4.  When we frame baptism as the first step of obedience after conversion, rather than as a part of conversion, we are in danger of tying ourselves in knots over the validity of baptism in any particular case.  Suppose someone is baptised at 14 on profession of faith.  At 17, they have what they interpret as a conversion experience and request baptism, because their first baptism did not follow faith and was therefore not valid.  Should we baptise them (again)?  At 20, at University, they realise that they've only now really owned the faith for themselves rather than living in the shadow of their parents' faith.  Should their University church now baptise them (again)?  What if they backslide in the years following Uni, and return to the church sensing that this is their real conversion - another baptism?  I hope the answer in every case would be no!  But can our theology of baptism support this answer?
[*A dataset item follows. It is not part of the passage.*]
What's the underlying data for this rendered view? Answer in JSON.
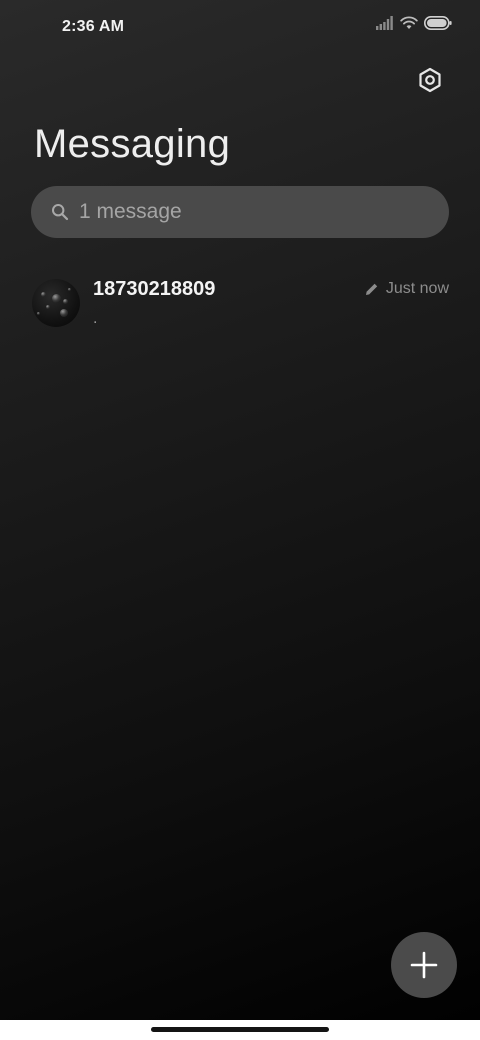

5.  If we distinguish between the validity of a sacrament and its ideal form, we can make some sense of this.  Ideally, baptism takes place at the point of repentance and faith; this is the pattern of Acts, and makes most sense of the incorporation-into-Christ-in-his-death imagery of baptism.  But where it happens years before or years after repentance/faith, it can still be a valid ordinance.  I'm not sure there is much more required for the validity of the sacrament than baptism into the Triune name, with the intention of teaching the baptised person to obey all that Christ commanded (Matt 28).  For this reason, I think we ought to accept infant baptism as valid albeit irregular baptism.

6.  A less individualistic view of baptism would help us.  Too often we make baptism a Pelagian ordinance: the reason we don't baptise babies is because everything is suspended on the choice of the individual!  There is some truth to this - we, I think rightly, ordinarily expect the baptised to understand what they are doing to some extent, and to desire baptism.  But this doesn't mean it is just down to the individual to decide whether they should be baptised, or down to the individual to decide whether their baptism was valid.  The church has a commission to baptise, and it is down to the church to decide if someone is ready for baptism, and to acknowledge the baptism of individuals.

7.  I think one of the reasons the apostle Paul regularly points people back to their baptism as constituting their identity is because baptism is an objective, tangible thing.  We are in danger of undermining this when we make baptism all about the individual's state of heart and mind.  Baptism is about Christ.  Therefore, the person baptised can look back at their baptism and see Christ at work.  Of course their faith is necessary, but this is exactly how they exercise faith in the present: to remember that they are baptised.  I think people baptised as infants can still be encouraged to exercise this sort of faith.

8.  Because baptism isn't primarily about the individual but about Christ, we shouldn't require people to deliver a testimony at their baptism.  Their entry to the water is testimony enough.

9.  Because baptism is into Christ, and therefore into his body, everyone who is baptised should be enrolled as a church member as a direct result.

10.  Nobody should be taking Holy Communion if they haven't been baptised.  Get born, then eat food.  This is the consensus of the Church from earliest times: "But let no one eat or drink of your Eucharist, unless they have been baptised into the name of the Lord."  If you think someone is ready to take Communion, they are ready to be baptised.  Do that first.